[Items from an interface collection]
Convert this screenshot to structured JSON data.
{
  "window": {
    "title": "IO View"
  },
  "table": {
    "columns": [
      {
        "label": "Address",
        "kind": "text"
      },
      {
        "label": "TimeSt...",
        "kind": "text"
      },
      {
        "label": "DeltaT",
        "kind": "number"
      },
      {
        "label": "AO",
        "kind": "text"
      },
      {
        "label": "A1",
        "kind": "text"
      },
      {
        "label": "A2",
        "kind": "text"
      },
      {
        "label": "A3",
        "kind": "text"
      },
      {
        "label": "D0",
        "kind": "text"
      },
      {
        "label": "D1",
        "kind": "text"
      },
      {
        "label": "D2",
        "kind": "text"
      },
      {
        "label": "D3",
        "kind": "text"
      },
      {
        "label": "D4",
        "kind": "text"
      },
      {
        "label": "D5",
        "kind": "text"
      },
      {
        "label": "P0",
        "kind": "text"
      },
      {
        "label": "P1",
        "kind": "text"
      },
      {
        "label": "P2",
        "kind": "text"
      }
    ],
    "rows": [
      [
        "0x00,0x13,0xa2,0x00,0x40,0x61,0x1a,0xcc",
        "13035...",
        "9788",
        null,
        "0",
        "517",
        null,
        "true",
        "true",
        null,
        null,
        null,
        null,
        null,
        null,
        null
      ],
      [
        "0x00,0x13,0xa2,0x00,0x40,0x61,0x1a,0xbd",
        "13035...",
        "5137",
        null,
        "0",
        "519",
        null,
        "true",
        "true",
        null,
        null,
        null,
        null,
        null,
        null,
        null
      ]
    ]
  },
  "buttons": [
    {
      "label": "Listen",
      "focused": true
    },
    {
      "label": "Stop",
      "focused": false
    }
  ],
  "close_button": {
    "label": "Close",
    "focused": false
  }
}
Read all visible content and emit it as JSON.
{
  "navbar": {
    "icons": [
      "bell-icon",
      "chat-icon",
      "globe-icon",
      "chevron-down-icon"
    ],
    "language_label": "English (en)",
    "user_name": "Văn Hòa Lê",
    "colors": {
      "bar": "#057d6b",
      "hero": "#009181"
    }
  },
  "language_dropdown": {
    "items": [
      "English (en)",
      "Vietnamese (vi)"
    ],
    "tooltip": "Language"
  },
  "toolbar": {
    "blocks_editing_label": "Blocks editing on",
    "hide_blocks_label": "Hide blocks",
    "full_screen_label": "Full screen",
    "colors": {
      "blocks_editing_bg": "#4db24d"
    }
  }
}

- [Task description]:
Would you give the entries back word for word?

- [Result of this task]:
Convert this screenshot to structured JSON data.
{
  "window": {
    "title": "IO View"
  },
  "table": {
    "columns": [
      {
        "label": "Address",
        "kind": "text"
      },
      {
        "label": "TimeSt...",
        "kind": "text"
      },
      {
        "label": "DeltaT",
        "kind": "number"
      },
      {
        "label": "AO",
        "kind": "text"
      },
      {
        "label": "A1",
        "kind": "text"
      },
      {
        "label": "A2",
        "kind": "text"
      },
      {
        "label": "A3",
        "kind": "text"
      },
      {
        "label": "D0",
        "kind": "text"
      },
      {
        "label": "D1",
        "kind": "text"
      },
      {
        "label": "D2",
        "kind": "text"
      },
      {
        "label": "D3",
        "kind": "text"
      },
      {
        "label": "D4",
        "kind": "text"
      },
      {
        "label": "D5",
        "kind": "text"
      },
      {
        "label": "P0",
        "kind": "text"
      },
      {
        "label": "P1",
        "kind": "text"
      },
      {
        "label": "P2",
        "kind": "text"
      }
    ],
    "rows": [
      [
        "0x00,0x13,0xa2,0x00,0x40,0x61,0x1a,0xcc",
        "13035...",
        "9788",
        null,
        "0",
        "517",
        null,
        "true",
        "true",
        null,
        null,
        null,
        null,
        null,
        null,
        null
      ],
      [
        "0x00,0x13,0xa2,0x00,0x40,0x61,0x1a,0xbd",
        "13035...",
        "5137",
        null,
        "0",
        "519",
        null,
        "true",
        "true",
        null,
        null,
        null,
        null,
        null,
        null,
        null
      ]
    ]
  },
  "buttons": [
    {
      "label": "Listen",
      "focused": true
    },
    {
      "label": "Stop",
      "focused": false
    }
  ],
  "close_button": {
    "label": "Close",
    "focused": false
  }
}
Read all visible content and emit it as JSON.
{
  "navbar": {
    "icons": [
      "bell-icon",
      "chat-icon",
      "globe-icon",
      "chevron-down-icon"
    ],
    "language_label": "English (en)",
    "user_name": "Văn Hòa Lê",
    "colors": {
      "bar": "#057d6b",
      "hero": "#009181"
    }
  },
  "language_dropdown": {
    "items": [
      "English (en)",
      "Vietnamese (vi)"
    ],
    "tooltip": "Language"
  },
  "toolbar": {
    "blocks_editing_label": "Blocks editing on",
    "hide_blocks_label": "Hide blocks",
    "full_screen_label": "Full screen",
    "colors": {
      "blocks_editing_bg": "#4db24d"
    }
  }
}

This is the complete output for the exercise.